As a parent, you only want what’s best for your child.
You want to nurture their interests right?
Yet you can’t help but see child piano prodigies and wonder:
Can that be my child?
By encouraging their interest with piano lessons, you can provide your child with the skills necessary to unlock their true talents.
So, a few important questions:
Which age is best to introduce your child to piano?
Is there such a thing as being too young for lessons?
What about too old?
We’ve found there is an age sweet spot where a child will be most receptive to lessons.
As a bonus, I’ll also throw in some criteria that will let you know when your child is ready to learn the piano.
Exclusive Bonus: Click here to download The 7 Easy Ways to Stay Motivated With Piano, which is a PDF resource that covers this entire topic. This resource can certainly be applied to younger players too!
Ages 0 to 3: An Introduction to the Instrument for Fun and Exploration
Your child has started to express an interest in music, particularly the piano.
This is an exciting moment for a parent. It’s important at this stage to build on that interest.
That means allowing your child to play with the piano purely for fun. By creating structured lessons at such an early age, your child may lose interest. That means potentially missing out on a lifetime love of music.

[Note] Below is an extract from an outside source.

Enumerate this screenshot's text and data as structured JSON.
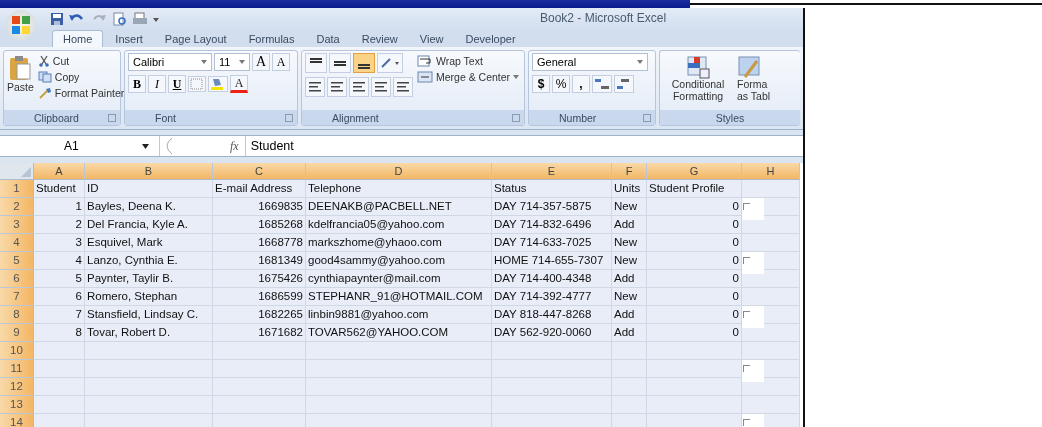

Keep the playing sessions loose, relaxed, and—above all—enjoyable.
Toys like the Vtech Record and Learn KidiStudio are appropriate around this age.
Ages 3 to 5: Moving on to Formalized Lessons for Learning
After a few years of tinkering around on the piano, your child may be ready to learn the instrument.
You now have to decide: do you teach them yourself, send them to a professional, or use guided software?
After a few years of lessons, children should know the difference between the piano and other instruments. They should also grasp concepts like melody and beat.
Products like eMedia’s My Piano Starter Pack for Kids are highly recommended around this age.
Ages 5 to 10: Familiarity or Mastery of the Instrument
The next few years can be transformative.
Once again: it’s important not to force children into lessons. These should also be fun to keep the child’s interest. We always recommend online lessons so your child can learn from home.
By this stage, your child should understand many if not all the keys on the piano. They may have performed in recitals or other school performances. They should feel very familiar with the instrument.
That being said, this guide is not a requirement for all children. Some learn at different paces, and that’s okay.
If your child is older than 10, they can still learn the piano. It may be more difficult compared to those children who learned earlier in life, though.
BONUS: 3 Criteria for Child Piano Lesson Preparedness
Is your child ready to start taking lessons? Here are three useful criteria:
1. Passionate about the Instrument and Music in General
The more your child loves music, the easier it will be for them to stick with piano lessons. If your child doesn’t like piano, introduce them to another instrument. They may take a liking to that one instead.
2. Possesses Dexterity for Easier Playing
Playing piano requires a certain degree of dexterity. If your child’s hand movements aren’t individualized by each finger, it may be too soon for lessons.
3. Has Hands of a Certain Size for Proper Finger Placement
Besides finger movement, you must also consider a child’s hand size. If their fingers do not naturally fit on the keys, learning piano will be difficult. Some experts suggest it takes at least five years for proper hand growth.
Want to learn more about piano lesson software?
Read our review on Playground Sessions, a program designed for beginner and intermediate players.